In 2020, the heart of a young woman who had been declared dead by circulatory criteria was noted to have restarted during the removal of her kidneys, even as she began to gasp for breath. The coroner declared her “second” death a homicide. Because of concerns such as these, the American College of Physicians (ACP) recommended in 2021 that the practice of NRP-cDCD be paused, as “the burden of proof regarding the ethical and legal propriety of this practice has not been met.” Other nations, such as Australia, have banned NRP-cDCD altogether. But despite ongoing ethical concerns, this type of organ-harvesting is continuing and expanding in the U.S.

The Uniform Declaration of Death Act (UDDA) was passed into law in 1981. Under the UDDA, a person may be declared legally dead after the irreversible cessation of circulatory and respiratory functions, or the irreversible cessation of all functions of the brain, including the brainstem. The current practice of NRP-cDCD restarts the heart well within the time that normal resuscitation can still occur. How is circulatory function irreversible if the heart can be restarted in the patient’s own chest? Well, now they can still be claimed as dead according to the UDDA’s cessation of brain function criteria. This medical-legal sleight of hand is used to obfuscate the fact that the dead donor rule is being violated. The dead donor rule states that organ donors cannot be killed in order to obtain their organs, and organ procurement cannot cause death.

Dr. Matthew DeCamp, M.D., Ph.D., a bioethicist at the University of Colorado, wrote in the journal Chest:

Restarting circulation reverses what was just declared to be the irreversible cessation of circulatory and respiratory function. It is no defense to suggest that the patient was already dead when the action negates the conditions upon which the determination was made.

Dr. Wes Ely, M.D., MPH, a critical care physician and transplant pulmonologist at Vanderbilt University, told MedPage Today:

We’re so hungry for organs right now that we are pushing all the limits. I just want us to be super-cautious. We need to press the pause button on this and have some more conversations so that we can set up boundaries and stay in the right lane. The dignity of the human who donates the organs should never be sacrificed.

READ: UK Court of Appeal orders review into case of baby who recovered weeks after ‘brain death’ declaration

Transplant physicians who perform NRP-cDCD are playing fast and loose with the both the spirit and letter of the law as spelled out by the UDDA. Because these patients are still capable of being resuscitated, they are not yet dead, and they are being actively harmed by physicians in pursuit of their organs.

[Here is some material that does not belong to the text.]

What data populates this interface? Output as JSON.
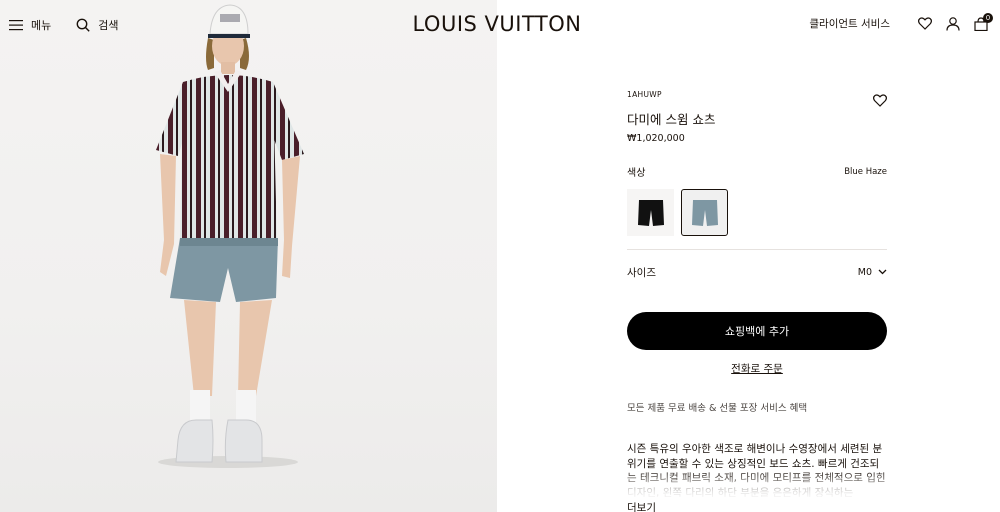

Because these donors are not brain-dead, do they have some level of awareness as they are taken to have their brain circulation cross-clamped? How many families would give their loved ones over to transplant teams if they knew the grisly reality taking place behind the operating room doors?

While medical professionals debate the ethics of “circulatory death,” the American people continue to sign their donor cards in ignorance of these facts. Physicians and organ procurement organizations must come clean on the many controversies surrounding both “brain-dead” and “circulatory death” organ-harvesting. It is critical that patients receive a full explanation of the many ethical questions involved in organ-harvesting before giving their informed consent.

Don’t become a victim of unethical organ harvesting practices. Don’t sign that donor card!

Dr. Heidi Klessig is a retired anesthesiologist and pain management specialist who writes and speaks about organ donation.  Her work may be found at respectforhumanlife.com.

Reprinted with permission from American Thinker.